In vivo gene transfer is being considered in the systemic delivery of therapeutic proteins. This report evaluates the use of AAV vectors administered into muscle to deliver erythropoietin (Epo) for the treatment of anemia in a mouse model of β-thalassemia. Injection of vector expressing Epo from a constitutive promoter resulted in Epo overproduction and improved erythropoiesis. However, severe and lethal polycythemia developed. In order to titrate the expression of Epo to therapeutic and non-toxic levels, vectors were constructed to allow pharmacologic control of Epo transcription. Specifically, expression of Epo was dependent on the presence of a chimeric transcription factor that is activated by the orally available small molecule drug rapamycin. β-thalassemic mice injected with vectors containing the regulated Epo gene failed to show any effect until they were administered a regimen of rapamycin, which led to the production of Epo and an increase in hematocrit values. Epo expression and its hematologic consequences were directly dependent on the dose of rapamycin and were completely reversed when rapamycin was withdrawn. The increase in hematocrit was associated with partial improvements in the abnormalities of red blood cell morphology. This study confirms the value of pharmacologic regulation of transgene expression in the development of safe and effective gene therapies in which biologically active secreted proteins are produced.

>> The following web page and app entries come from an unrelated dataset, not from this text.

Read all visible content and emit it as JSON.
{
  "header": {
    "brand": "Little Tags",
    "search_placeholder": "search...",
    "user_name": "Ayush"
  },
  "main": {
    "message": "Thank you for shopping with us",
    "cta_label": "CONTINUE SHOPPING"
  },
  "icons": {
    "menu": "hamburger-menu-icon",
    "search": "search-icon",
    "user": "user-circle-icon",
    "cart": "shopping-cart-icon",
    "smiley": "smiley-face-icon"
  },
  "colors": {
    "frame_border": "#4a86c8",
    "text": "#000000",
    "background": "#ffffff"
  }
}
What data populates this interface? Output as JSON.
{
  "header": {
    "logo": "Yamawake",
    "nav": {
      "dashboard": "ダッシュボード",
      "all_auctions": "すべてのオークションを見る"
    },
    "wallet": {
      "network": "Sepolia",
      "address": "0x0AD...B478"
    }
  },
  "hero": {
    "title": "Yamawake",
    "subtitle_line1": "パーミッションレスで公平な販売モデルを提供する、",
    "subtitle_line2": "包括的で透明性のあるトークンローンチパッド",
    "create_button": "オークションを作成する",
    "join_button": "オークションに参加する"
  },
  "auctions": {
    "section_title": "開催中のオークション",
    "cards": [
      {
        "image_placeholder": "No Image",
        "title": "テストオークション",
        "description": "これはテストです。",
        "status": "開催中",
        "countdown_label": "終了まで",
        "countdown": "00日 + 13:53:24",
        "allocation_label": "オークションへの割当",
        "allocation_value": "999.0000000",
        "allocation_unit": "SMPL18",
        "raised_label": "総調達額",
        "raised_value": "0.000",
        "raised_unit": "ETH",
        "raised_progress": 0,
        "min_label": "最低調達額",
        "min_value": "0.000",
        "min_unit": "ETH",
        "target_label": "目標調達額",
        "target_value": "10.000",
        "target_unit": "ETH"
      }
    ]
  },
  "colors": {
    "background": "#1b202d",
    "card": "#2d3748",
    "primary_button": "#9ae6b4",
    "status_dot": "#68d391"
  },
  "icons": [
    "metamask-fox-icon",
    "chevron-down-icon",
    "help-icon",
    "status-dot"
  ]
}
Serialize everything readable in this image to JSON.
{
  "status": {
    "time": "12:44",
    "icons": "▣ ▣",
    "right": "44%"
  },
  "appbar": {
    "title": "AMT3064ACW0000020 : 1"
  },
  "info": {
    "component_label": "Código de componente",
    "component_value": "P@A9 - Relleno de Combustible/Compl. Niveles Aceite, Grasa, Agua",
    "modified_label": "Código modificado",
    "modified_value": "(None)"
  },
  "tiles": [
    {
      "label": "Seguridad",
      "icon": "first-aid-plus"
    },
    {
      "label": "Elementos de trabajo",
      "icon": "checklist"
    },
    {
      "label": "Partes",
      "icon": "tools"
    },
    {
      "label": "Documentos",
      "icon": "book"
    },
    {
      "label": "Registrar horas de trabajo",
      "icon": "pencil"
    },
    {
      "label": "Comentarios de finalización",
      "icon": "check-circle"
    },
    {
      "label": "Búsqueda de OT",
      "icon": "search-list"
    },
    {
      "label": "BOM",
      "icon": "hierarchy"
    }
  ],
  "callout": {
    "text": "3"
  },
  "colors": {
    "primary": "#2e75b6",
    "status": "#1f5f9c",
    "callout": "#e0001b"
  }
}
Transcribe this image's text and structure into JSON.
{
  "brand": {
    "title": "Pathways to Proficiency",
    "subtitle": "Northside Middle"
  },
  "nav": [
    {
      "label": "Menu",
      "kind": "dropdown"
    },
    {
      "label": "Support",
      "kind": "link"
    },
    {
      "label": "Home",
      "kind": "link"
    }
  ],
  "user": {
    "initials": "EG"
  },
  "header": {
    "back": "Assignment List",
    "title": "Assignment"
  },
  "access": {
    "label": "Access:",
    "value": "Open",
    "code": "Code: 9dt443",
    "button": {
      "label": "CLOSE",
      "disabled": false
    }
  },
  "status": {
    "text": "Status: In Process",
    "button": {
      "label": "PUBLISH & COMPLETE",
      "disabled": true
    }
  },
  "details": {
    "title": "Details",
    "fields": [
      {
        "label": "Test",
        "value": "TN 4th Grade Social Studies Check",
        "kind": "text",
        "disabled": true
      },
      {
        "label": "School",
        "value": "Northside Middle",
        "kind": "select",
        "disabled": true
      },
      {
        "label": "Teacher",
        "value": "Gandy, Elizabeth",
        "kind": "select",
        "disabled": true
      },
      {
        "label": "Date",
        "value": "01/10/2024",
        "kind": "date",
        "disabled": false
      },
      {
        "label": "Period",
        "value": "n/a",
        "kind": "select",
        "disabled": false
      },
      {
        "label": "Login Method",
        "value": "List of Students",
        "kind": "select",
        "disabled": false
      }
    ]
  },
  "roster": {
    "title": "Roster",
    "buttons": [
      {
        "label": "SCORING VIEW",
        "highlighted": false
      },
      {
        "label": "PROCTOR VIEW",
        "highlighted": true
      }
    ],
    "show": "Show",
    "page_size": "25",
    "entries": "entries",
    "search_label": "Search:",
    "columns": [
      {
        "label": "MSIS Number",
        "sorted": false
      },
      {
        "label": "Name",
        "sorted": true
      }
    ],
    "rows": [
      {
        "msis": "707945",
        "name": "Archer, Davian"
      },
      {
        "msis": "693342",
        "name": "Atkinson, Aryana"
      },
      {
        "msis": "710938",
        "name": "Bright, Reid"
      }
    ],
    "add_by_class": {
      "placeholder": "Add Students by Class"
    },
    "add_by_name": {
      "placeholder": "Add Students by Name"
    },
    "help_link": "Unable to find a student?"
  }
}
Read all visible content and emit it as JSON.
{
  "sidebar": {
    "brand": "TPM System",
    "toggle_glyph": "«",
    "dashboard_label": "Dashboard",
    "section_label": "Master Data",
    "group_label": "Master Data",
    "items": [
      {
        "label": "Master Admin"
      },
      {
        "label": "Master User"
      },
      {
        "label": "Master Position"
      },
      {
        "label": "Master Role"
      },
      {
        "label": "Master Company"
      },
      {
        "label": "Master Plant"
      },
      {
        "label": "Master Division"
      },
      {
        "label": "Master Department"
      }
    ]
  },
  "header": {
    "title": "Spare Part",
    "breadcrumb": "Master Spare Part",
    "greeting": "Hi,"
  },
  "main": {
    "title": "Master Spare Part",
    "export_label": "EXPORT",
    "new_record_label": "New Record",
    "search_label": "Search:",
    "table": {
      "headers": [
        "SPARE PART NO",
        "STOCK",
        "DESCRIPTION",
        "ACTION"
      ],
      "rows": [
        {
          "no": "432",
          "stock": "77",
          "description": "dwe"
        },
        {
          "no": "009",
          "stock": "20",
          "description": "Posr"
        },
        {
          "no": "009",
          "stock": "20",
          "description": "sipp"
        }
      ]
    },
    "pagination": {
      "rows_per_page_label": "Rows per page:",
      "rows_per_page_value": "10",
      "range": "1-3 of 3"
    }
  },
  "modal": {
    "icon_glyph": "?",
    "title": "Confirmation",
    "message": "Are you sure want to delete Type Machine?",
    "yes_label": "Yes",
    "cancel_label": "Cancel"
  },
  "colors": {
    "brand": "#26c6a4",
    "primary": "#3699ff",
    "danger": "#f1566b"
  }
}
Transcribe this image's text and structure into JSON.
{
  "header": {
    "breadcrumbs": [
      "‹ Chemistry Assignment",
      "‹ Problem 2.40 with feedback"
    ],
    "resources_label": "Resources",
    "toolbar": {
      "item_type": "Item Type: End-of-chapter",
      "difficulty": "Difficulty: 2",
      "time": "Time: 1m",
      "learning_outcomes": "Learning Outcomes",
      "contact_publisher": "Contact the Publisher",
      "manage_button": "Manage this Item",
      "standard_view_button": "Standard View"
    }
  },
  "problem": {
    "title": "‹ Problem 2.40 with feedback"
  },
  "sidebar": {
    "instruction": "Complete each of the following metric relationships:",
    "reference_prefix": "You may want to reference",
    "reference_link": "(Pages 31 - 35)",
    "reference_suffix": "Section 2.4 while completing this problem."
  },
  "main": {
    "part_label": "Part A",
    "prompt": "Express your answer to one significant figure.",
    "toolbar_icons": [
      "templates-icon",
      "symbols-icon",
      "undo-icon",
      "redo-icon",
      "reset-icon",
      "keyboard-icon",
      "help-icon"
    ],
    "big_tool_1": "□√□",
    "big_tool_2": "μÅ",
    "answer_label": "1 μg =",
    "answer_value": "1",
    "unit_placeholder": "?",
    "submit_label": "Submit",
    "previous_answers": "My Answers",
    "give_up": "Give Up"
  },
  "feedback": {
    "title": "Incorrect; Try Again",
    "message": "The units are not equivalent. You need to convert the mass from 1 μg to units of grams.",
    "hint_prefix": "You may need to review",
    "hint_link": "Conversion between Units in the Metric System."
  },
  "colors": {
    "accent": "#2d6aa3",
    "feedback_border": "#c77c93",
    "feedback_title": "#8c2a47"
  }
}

Johnston, J., Tazelaar, J., Rivera, V. M., Clackson, T., Gao, G. P., & Wilson, J. M. (2003). Regulated expression of erythropoietin from an AAV vector safely improves the anemia of β-thalassemia in a mouse model. Molecular Therapy, 7(4), 493–497. https://doi.org/10.1016/S1525-0016(03)00043-1